Extracted data entries
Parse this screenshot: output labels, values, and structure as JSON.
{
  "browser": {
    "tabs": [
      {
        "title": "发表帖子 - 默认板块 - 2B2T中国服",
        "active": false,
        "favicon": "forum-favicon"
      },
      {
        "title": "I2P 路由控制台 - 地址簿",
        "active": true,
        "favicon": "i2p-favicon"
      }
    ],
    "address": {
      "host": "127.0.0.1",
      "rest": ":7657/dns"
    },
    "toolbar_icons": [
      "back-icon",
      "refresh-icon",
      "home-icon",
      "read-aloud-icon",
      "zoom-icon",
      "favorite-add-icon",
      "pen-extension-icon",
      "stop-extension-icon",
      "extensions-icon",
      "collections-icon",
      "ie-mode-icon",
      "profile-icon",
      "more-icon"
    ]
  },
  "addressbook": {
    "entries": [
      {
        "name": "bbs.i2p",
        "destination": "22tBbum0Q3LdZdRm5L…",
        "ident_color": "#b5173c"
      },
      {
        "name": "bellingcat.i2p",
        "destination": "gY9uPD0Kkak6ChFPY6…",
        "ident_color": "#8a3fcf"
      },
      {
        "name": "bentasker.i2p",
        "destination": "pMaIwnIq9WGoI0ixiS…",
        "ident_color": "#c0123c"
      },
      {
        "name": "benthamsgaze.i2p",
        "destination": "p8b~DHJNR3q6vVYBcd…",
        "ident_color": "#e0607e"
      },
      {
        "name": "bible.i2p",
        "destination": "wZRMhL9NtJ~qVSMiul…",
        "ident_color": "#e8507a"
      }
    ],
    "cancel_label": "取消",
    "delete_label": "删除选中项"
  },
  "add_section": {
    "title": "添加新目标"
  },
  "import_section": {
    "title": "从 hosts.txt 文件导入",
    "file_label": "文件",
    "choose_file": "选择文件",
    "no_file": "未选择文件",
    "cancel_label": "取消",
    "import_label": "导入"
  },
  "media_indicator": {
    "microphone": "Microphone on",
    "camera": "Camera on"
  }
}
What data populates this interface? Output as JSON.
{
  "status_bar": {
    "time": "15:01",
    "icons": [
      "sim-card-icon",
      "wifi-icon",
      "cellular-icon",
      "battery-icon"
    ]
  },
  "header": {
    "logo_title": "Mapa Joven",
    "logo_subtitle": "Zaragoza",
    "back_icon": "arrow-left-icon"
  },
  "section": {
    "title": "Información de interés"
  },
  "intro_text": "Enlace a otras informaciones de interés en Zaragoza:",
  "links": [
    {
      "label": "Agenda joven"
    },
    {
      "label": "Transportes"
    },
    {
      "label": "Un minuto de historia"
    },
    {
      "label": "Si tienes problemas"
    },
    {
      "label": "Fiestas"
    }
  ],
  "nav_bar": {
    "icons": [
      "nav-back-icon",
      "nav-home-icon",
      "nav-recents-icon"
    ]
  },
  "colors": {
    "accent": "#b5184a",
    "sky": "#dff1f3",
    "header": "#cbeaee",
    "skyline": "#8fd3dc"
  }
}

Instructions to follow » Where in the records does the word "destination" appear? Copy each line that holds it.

Solution »
        "destination": "22tBbum0Q3LdZdRm5L…",
        "destination": "gY9uPD0Kkak6ChFPY6…",
        "destination": "pMaIwnIq9WGoI0ixiS…",
        "destination": "p8b~DHJNR3q6vVYBcd…",
        "destination": "wZRMhL9NtJ~qVSMiul…",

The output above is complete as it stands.